Whether it is genetic engineering, prolonging life through invented mechanical methods, in vitro fertilization, family planning through scientific birth control methods, or determining the genetic nature of homosexuality, aggression or criminality; and indeed there is a matter of cloning -- these and many other issues -- do fall under the domain of religion. Religion deals with human behavior. Science helps us to find not only the underlying causes of specific forms of human behavior, but it also claims the ability to 'change' certain forms of human behavior. Therefore, in the knowledge of the consequences of scientific discoveries and their implementations on human society, it is exceedingly important that we understand their mutual relationship." (p. 28).
There are indeed many ways in which our lives are affected daily by science and technology, and it behooves all of us to understand the ethical and moral obligations we have to use this knowledge and these tools wisely. In Sura Al-Rahman of the Holy Qur'an, Allah enjoins us to consider all of our means to do so with a sense of balance and measure:
"And the heaven He has raised high and set up the measure, that you may not transgress the measure. So weigh all things with justice and fall not short of the measure." (55:8-9).
An additional aspect of the relationship between science and religion is how they offer up mutually reinforcing ways in which the universe can be appreciated as a whole. The inspiration to search for truth often stems from religious belief or at the very least, a spiritual inspiration. Einstein has famously remarked:
"But science can only be created by those who are thoroughly imbued with the aspiration toward truth and understanding. This source of feeling, however, springs from the sphere of religion. To this there also belongs the faith in the possibility that the regulations valid for the world of existence are rational, that is, comprehensible to reason. I cannot conceive of a genuine scientist without that profound faith. The situation may be expressed by an image: science without religion is lame, religion without science is blind."
(Ch. 13 of Science, Philosophy and Religion: A Symposium; 1941; emphasis in bold by this author).
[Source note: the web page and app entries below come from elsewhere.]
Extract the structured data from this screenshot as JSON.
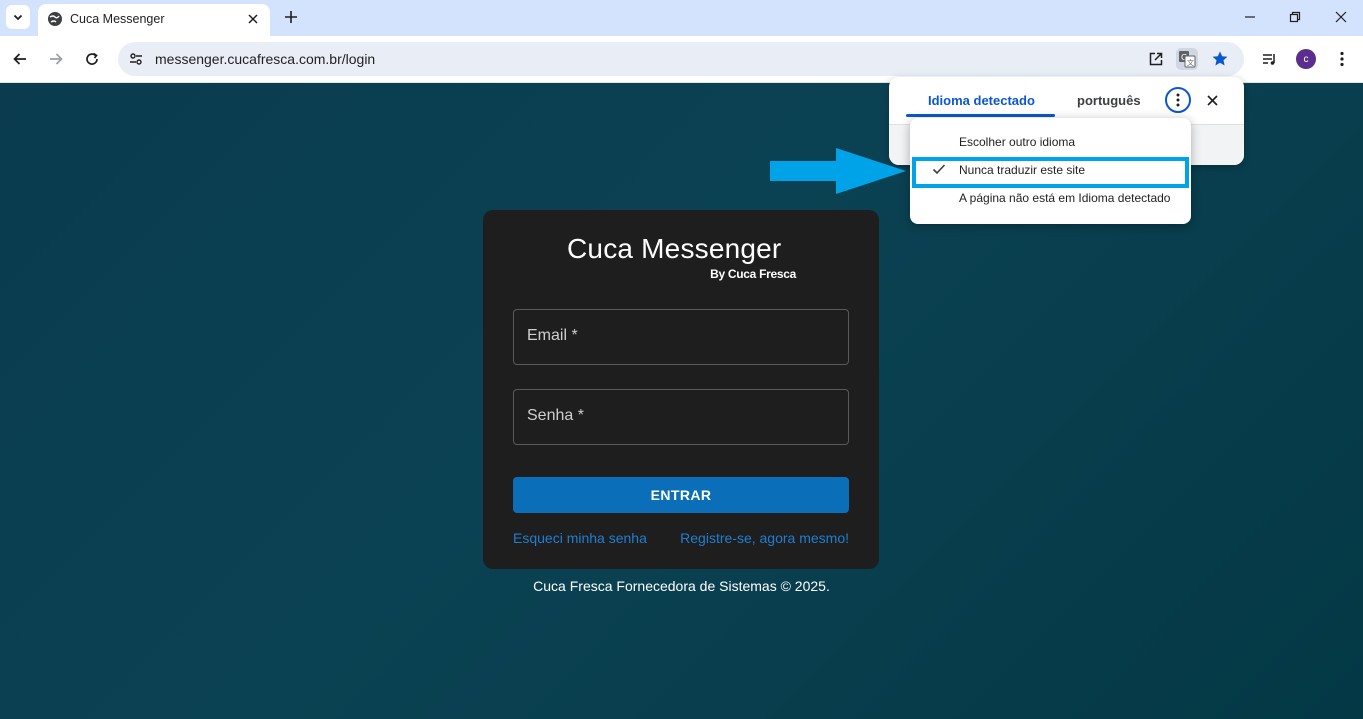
{
  "browser": {
    "tab_title": "Cuca Messenger",
    "url": "messenger.cucafresca.com.br/login",
    "profile_initial": "c"
  },
  "icons": {
    "tab_search": "chevron-down-icon",
    "favicon": "globe-icon",
    "tab_close": "close-icon",
    "new_tab": "plus-icon",
    "minimize": "minimize-icon",
    "restore": "restore-icon",
    "close_window": "close-icon",
    "back": "arrow-left-icon",
    "forward": "arrow-right-icon",
    "reload": "reload-icon",
    "site_info": "tune-icon",
    "open_in_app": "open-external-icon",
    "translate": "translate-icon",
    "bookmark": "star-icon",
    "media": "media-queue-icon",
    "menu": "kebab-menu-icon"
  },
  "colors": {
    "accent": "#0b57d0",
    "button": "#0a6fb8",
    "link": "#1e7fd2",
    "highlight": "#00a2e8"
  },
  "login": {
    "brand_title": "Cuca Messenger",
    "brand_subtitle": "By Cuca Fresca",
    "email_label": "Email *",
    "password_label": "Senha *",
    "submit_label": "ENTRAR",
    "forgot_link": "Esqueci minha senha",
    "register_link": "Registre-se, agora mesmo!"
  },
  "footer": {
    "text": "Cuca Fresca Fornecedora de Sistemas © 2025."
  },
  "translate": {
    "tab_detected": "Idioma detectado",
    "tab_target": "português",
    "menu": [
      {
        "label": "Escolher outro idioma",
        "checked": false
      },
      {
        "label": "Nunca traduzir este site",
        "checked": true
      },
      {
        "label": "A página não está em Idioma detectado",
        "checked": false
      }
    ]
  }
}
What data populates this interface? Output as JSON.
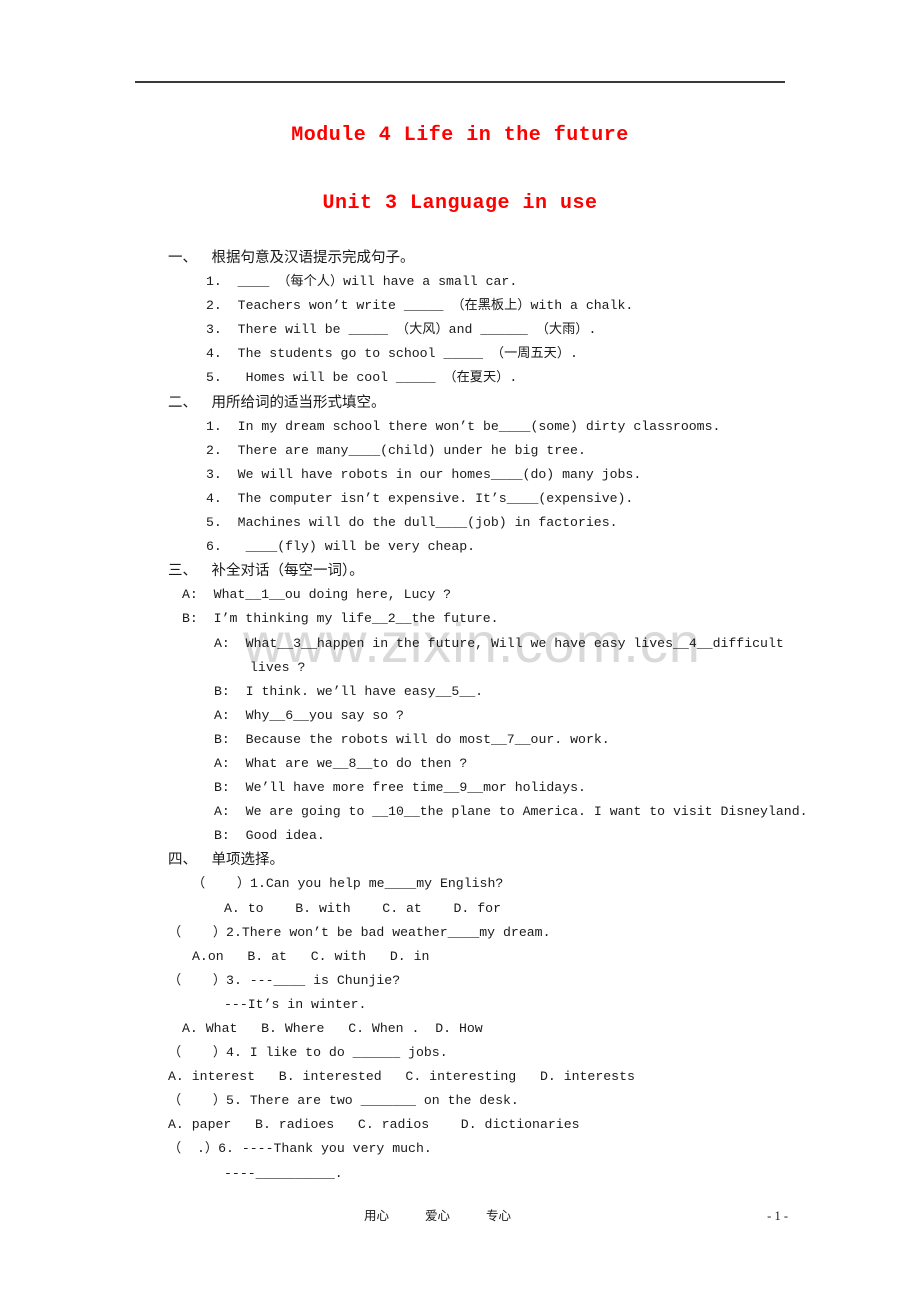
{
  "document": {
    "title_module": "Module 4 Life in the future",
    "title_unit": "Unit 3 Language in use",
    "title_color": "#ff0000",
    "watermark": "www.zixin.com.cn"
  },
  "sections": {
    "one": {
      "heading": "一、    根据句意及汉语提示完成句子。",
      "items": [
        "1.  ____ （每个人）will have a small car.",
        "2.  Teachers won’t write _____ （在黑板上）with a chalk.",
        "3.  There will be _____ （大风）and ______ （大雨）.",
        "4.  The students go to school _____ （一周五天）.",
        "5.   Homes will be cool _____ （在夏天）."
      ]
    },
    "two": {
      "heading": "二、    用所给词的适当形式填空。",
      "items": [
        "1.  In my dream school there won’t be____(some) dirty classrooms.",
        "2.  There are many____(child) under he big tree.",
        "3.  We will have robots in our homes____(do) many jobs.",
        "4.  The computer isn’t expensive. It’s____(expensive).",
        "5.  Machines will do the dull____(job) in factories.",
        "6.   ____(fly) will be very cheap."
      ]
    },
    "three": {
      "heading": "三、    补全对话（每空一词）。",
      "lines": [
        "A:  What__1__ou doing here, Lucy ?",
        "B:  I’m thinking my life__2__the future.",
        "A:  What__3__happen in the future, Will we have easy lives__4__difficult",
        "lives ?",
        "B:  I think. we’ll have easy__5__.",
        "A:  Why__6__you say so ?",
        "B:  Because the robots will do most__7__our. work.",
        "A:  What are we__8__to do then ?",
        "B:  We’ll have more free time__9__mor holidays.",
        "A:  We are going to __10__the plane to America. I want to visit Disneyland.",
        "B:  Good idea."
      ]
    },
    "four": {
      "heading": "四、    单项选择。",
      "lines": [
        "（    ）1.Can you help me____my English?",
        "A. to    B. with    C. at    D. for",
        "（    ）2.There won’t be bad weather____my dream.",
        "A.on   B. at   C. with   D. in",
        "（    ）3. ---____ is Chunjie?",
        "---It’s in winter.",
        "A. What   B. Where   C. When .  D. How",
        "（    ）4. I like to do ______ jobs.",
        "A. interest   B. interested   C. interesting   D. interests",
        "（    ）5. There are two _______ on the desk.",
        "A. paper   B. radioes   C. radios    D. dictionaries",
        "（  .）6. ----Thank you very much.",
        "----__________."
      ]
    }
  },
  "footer": {
    "words": [
      "用心",
      "爱心",
      "专心"
    ],
    "page_label": "- 1 -"
  }
}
This and many other aspects of the science/religion dialogue will no doubt be an ongoing discussion in these postings. For now, however, one can appreciate that -- at a very basic level -- there is a need for us to understand the relationship among scientific discoveries, their translation into popular everyday technologies, and the ethical and moral consequences of using these technologies in a balanced and measured manner. I invite readers to study this month's issue of the Gazette to learn more about these and other interesting topics.